(Excerpts from an interface dataset)
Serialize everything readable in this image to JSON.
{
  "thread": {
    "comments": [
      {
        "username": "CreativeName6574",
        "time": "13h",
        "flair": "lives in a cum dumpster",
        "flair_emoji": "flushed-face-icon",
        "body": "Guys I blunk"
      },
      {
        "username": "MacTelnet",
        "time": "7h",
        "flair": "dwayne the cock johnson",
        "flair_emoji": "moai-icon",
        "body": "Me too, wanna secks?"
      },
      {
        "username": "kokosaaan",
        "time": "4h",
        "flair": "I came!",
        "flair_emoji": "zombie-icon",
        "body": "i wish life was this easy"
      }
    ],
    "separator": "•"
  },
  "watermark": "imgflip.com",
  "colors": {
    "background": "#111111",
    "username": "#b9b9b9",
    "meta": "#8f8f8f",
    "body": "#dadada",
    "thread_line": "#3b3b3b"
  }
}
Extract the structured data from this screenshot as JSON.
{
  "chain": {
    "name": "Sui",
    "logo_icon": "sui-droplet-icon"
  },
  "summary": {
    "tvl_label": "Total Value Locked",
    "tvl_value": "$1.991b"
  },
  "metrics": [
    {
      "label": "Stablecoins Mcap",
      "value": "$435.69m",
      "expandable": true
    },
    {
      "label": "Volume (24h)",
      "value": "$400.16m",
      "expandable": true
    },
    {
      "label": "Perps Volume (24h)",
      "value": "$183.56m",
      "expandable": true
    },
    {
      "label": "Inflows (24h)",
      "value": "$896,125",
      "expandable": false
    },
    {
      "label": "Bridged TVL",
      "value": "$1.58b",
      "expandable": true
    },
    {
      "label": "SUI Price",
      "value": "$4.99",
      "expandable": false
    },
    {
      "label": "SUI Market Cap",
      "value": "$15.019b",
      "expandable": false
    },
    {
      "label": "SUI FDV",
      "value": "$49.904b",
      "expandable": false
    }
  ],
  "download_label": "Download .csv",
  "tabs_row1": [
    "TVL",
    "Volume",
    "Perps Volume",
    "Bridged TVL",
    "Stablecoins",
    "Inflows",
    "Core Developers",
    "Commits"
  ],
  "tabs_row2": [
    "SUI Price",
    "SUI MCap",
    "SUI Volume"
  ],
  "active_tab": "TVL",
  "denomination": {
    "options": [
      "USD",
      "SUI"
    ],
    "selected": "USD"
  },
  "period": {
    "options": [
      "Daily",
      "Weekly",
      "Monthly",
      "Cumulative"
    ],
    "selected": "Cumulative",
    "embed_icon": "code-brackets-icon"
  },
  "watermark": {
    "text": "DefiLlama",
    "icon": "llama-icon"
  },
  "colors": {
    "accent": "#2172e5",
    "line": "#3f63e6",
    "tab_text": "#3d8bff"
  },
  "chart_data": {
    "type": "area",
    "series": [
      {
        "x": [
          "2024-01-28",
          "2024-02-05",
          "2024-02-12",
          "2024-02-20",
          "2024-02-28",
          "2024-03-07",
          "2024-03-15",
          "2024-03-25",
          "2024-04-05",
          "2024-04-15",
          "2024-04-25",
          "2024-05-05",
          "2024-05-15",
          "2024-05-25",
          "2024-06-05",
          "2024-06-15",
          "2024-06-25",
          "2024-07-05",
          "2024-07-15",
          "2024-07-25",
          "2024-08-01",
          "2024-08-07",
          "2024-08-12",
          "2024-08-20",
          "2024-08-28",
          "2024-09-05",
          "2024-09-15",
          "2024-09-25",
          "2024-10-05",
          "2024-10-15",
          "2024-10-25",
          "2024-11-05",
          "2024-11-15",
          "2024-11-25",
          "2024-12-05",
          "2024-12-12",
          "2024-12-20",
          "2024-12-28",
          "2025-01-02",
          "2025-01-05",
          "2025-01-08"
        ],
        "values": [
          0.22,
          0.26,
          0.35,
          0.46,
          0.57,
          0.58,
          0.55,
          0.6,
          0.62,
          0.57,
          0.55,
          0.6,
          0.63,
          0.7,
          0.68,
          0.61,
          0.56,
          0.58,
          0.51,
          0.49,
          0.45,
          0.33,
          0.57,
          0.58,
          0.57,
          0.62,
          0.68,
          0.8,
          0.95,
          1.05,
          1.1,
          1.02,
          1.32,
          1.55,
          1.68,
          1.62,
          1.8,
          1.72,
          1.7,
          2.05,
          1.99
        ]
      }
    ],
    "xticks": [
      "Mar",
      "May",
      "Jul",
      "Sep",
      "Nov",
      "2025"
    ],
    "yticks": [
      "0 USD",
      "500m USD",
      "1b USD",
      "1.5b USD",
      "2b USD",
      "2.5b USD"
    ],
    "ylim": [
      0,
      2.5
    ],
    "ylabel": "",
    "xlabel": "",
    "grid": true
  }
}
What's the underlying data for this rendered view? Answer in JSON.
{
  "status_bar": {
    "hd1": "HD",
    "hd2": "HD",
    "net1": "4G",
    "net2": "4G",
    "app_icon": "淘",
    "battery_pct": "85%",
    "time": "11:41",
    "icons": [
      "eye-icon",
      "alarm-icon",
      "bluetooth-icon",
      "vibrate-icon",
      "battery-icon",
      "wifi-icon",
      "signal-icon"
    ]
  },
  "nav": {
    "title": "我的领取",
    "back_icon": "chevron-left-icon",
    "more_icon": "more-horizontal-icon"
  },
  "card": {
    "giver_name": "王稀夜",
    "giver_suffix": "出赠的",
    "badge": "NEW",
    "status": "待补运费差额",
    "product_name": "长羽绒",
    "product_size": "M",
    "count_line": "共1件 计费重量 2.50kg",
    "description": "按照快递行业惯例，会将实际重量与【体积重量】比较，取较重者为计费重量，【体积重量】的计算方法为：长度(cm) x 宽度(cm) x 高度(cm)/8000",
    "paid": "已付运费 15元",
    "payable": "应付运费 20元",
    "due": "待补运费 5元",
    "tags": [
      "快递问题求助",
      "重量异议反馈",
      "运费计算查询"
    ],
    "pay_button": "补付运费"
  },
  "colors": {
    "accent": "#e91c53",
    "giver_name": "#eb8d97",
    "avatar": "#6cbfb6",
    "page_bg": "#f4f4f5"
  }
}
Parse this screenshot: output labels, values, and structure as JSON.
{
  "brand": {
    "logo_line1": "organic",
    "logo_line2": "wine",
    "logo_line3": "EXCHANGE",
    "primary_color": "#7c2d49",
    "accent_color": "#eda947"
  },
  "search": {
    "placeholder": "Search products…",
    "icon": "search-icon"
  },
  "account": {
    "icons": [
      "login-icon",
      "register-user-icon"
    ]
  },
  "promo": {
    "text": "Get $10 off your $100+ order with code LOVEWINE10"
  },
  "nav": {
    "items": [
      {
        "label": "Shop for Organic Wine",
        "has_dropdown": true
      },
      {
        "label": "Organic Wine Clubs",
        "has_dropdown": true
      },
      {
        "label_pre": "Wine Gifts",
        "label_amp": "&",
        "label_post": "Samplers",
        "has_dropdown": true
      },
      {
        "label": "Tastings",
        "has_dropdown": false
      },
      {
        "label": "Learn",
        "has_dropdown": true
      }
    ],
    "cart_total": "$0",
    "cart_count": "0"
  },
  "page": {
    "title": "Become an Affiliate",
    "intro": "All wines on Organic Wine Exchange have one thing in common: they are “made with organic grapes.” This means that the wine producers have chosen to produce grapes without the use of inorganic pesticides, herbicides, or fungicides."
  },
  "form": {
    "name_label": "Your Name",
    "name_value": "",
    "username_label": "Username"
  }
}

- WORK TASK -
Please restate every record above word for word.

- ANSWER TO THIS PROBLEM -
Serialize everything readable in this image to JSON.
{
  "thread": {
    "comments": [
      {
        "username": "CreativeName6574",
        "time": "13h",
        "flair": "lives in a cum dumpster",
        "flair_emoji": "flushed-face-icon",
        "body": "Guys I blunk"
      },
      {
        "username": "MacTelnet",
        "time": "7h",
        "flair": "dwayne the cock johnson",
        "flair_emoji": "moai-icon",
        "body": "Me too, wanna secks?"
      },
      {
        "username": "kokosaaan",
        "time": "4h",
        "flair": "I came!",
        "flair_emoji": "zombie-icon",
        "body": "i wish life was this easy"
      }
    ],
    "separator": "•"
  },
  "watermark": "imgflip.com",
  "colors": {
    "background": "#111111",
    "username": "#b9b9b9",
    "meta": "#8f8f8f",
    "body": "#dadada",
    "thread_line": "#3b3b3b"
  }
}
Extract the structured data from this screenshot as JSON.
{
  "chain": {
    "name": "Sui",
    "logo_icon": "sui-droplet-icon"
  },
  "summary": {
    "tvl_label": "Total Value Locked",
    "tvl_value": "$1.991b"
  },
  "metrics": [
    {
      "label": "Stablecoins Mcap",
      "value": "$435.69m",
      "expandable": true
    },
    {
      "label": "Volume (24h)",
      "value": "$400.16m",
      "expandable": true
    },
    {
      "label": "Perps Volume (24h)",
      "value": "$183.56m",
      "expandable": true
    },
    {
      "label": "Inflows (24h)",
      "value": "$896,125",
      "expandable": false
    },
    {
      "label": "Bridged TVL",
      "value": "$1.58b",
      "expandable": true
    },
    {
      "label": "SUI Price",
      "value": "$4.99",
      "expandable": false
    },
    {
      "label": "SUI Market Cap",
      "value": "$15.019b",
      "expandable": false
    },
    {
      "label": "SUI FDV",
      "value": "$49.904b",
      "expandable": false
    }
  ],
  "download_label": "Download .csv",
  "tabs_row1": [
    "TVL",
    "Volume",
    "Perps Volume",
    "Bridged TVL",
    "Stablecoins",
    "Inflows",
    "Core Developers",
    "Commits"
  ],
  "tabs_row2": [
    "SUI Price",
    "SUI MCap",
    "SUI Volume"
  ],
  "active_tab": "TVL",
  "denomination": {
    "options": [
      "USD",
      "SUI"
    ],
    "selected": "USD"
  },
  "period": {
    "options": [
      "Daily",
      "Weekly",
      "Monthly",
      "Cumulative"
    ],
    "selected": "Cumulative",
    "embed_icon": "code-brackets-icon"
  },
  "watermark": {
    "text": "DefiLlama",
    "icon": "llama-icon"
  },
  "colors": {
    "accent": "#2172e5",
    "line": "#3f63e6",
    "tab_text": "#3d8bff"
  },
  "chart_data": {
    "type": "area",
    "series": [
      {
        "x": [
          "2024-01-28",
          "2024-02-05",
          "2024-02-12",
          "2024-02-20",
          "2024-02-28",
          "2024-03-07",
          "2024-03-15",
          "2024-03-25",
          "2024-04-05",
          "2024-04-15",
          "2024-04-25",
          "2024-05-05",
          "2024-05-15",
          "2024-05-25",
          "2024-06-05",
          "2024-06-15",
          "2024-06-25",
          "2024-07-05",
          "2024-07-15",
          "2024-07-25",
          "2024-08-01",
          "2024-08-07",
          "2024-08-12",
          "2024-08-20",
          "2024-08-28",
          "2024-09-05",
          "2024-09-15",
          "2024-09-25",
          "2024-10-05",
          "2024-10-15",
          "2024-10-25",
          "2024-11-05",
          "2024-11-15",
          "2024-11-25",
          "2024-12-05",
          "2024-12-12",
          "2024-12-20",
          "2024-12-28",
          "2025-01-02",
          "2025-01-05",
          "2025-01-08"
        ],
        "values": [
          0.22,
          0.26,
          0.35,
          0.46,
          0.57,
          0.58,
          0.55,
          0.6,
          0.62,
          0.57,
          0.55,
          0.6,
          0.63,
          0.7,
          0.68,
          0.61,
          0.56,
          0.58,
          0.51,
          0.49,
          0.45,
          0.33,
          0.57,
          0.58,
          0.57,
          0.62,
          0.68,
          0.8,
          0.95,
          1.05,
          1.1,
          1.02,
          1.32,
          1.55,
          1.68,
          1.62,
          1.8,
          1.72,
          1.7,
          2.05,
          1.99
        ]
      }
    ],
    "xticks": [
      "Mar",
      "May",
      "Jul",
      "Sep",
      "Nov",
      "2025"
    ],
    "yticks": [
      "0 USD",
      "500m USD",
      "1b USD",
      "1.5b USD",
      "2b USD",
      "2.5b USD"
    ],
    "ylim": [
      0,
      2.5
    ],
    "ylabel": "",
    "xlabel": "",
    "grid": true
  }
}
What's the underlying data for this rendered view? Answer in JSON.
{
  "status_bar": {
    "hd1": "HD",
    "hd2": "HD",
    "net1": "4G",
    "net2": "4G",
    "app_icon": "淘",
    "battery_pct": "85%",
    "time": "11:41",
    "icons": [
      "eye-icon",
      "alarm-icon",
      "bluetooth-icon",
      "vibrate-icon",
      "battery-icon",
      "wifi-icon",
      "signal-icon"
    ]
  },
  "nav": {
    "title": "我的领取",
    "back_icon": "chevron-left-icon",
    "more_icon": "more-horizontal-icon"
  },
  "card": {
    "giver_name": "王稀夜",
    "giver_suffix": "出赠的",
    "badge": "NEW",
    "status": "待补运费差额",
    "product_name": "长羽绒",
    "product_size": "M",
    "count_line": "共1件 计费重量 2.50kg",
    "description": "按照快递行业惯例，会将实际重量与【体积重量】比较，取较重者为计费重量，【体积重量】的计算方法为：长度(cm) x 宽度(cm) x 高度(cm)/8000",
    "paid": "已付运费 15元",
    "payable": "应付运费 20元",
    "due": "待补运费 5元",
    "tags": [
      "快递问题求助",
      "重量异议反馈",
      "运费计算查询"
    ],
    "pay_button": "补付运费"
  },
  "colors": {
    "accent": "#e91c53",
    "giver_name": "#eb8d97",
    "avatar": "#6cbfb6",
    "page_bg": "#f4f4f5"
  }
}
Parse this screenshot: output labels, values, and structure as JSON.
{
  "brand": {
    "logo_line1": "organic",
    "logo_line2": "wine",
    "logo_line3": "EXCHANGE",
    "primary_color": "#7c2d49",
    "accent_color": "#eda947"
  },
  "search": {
    "placeholder": "Search products…",
    "icon": "search-icon"
  },
  "account": {
    "icons": [
      "login-icon",
      "register-user-icon"
    ]
  },
  "promo": {
    "text": "Get $10 off your $100+ order with code LOVEWINE10"
  },
  "nav": {
    "items": [
      {
        "label": "Shop for Organic Wine",
        "has_dropdown": true
      },
      {
        "label": "Organic Wine Clubs",
        "has_dropdown": true
      },
      {
        "label_pre": "Wine Gifts",
        "label_amp": "&",
        "label_post": "Samplers",
        "has_dropdown": true
      },
      {
        "label": "Tastings",
        "has_dropdown": false
      },
      {
        "label": "Learn",
        "has_dropdown": true
      }
    ],
    "cart_total": "$0",
    "cart_count": "0"
  },
  "page": {
    "title": "Become an Affiliate",
    "intro": "All wines on Organic Wine Exchange have one thing in common: they are “made with organic grapes.” This means that the wine producers have chosen to produce grapes without the use of inorganic pesticides, herbicides, or fungicides."
  },
  "form": {
    "name_label": "Your Name",
    "name_value": "",
    "username_label": "Username"
  }
}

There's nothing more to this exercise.